■ **Work to complete**:
Each line holding the word "icon" must appear in the answer, copied from the entries.
==== Extracted material ====
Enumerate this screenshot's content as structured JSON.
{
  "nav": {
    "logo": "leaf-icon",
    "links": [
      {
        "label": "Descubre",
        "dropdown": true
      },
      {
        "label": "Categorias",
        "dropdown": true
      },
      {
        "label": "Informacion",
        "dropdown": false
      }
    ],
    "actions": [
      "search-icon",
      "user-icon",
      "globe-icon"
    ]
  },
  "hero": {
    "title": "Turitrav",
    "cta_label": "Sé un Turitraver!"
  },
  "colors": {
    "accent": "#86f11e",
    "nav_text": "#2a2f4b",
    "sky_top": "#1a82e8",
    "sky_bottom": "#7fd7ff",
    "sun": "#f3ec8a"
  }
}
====
■ **Response**:
    "logo": "leaf-icon",
      "search-icon",
      "user-icon",
      "globe-icon"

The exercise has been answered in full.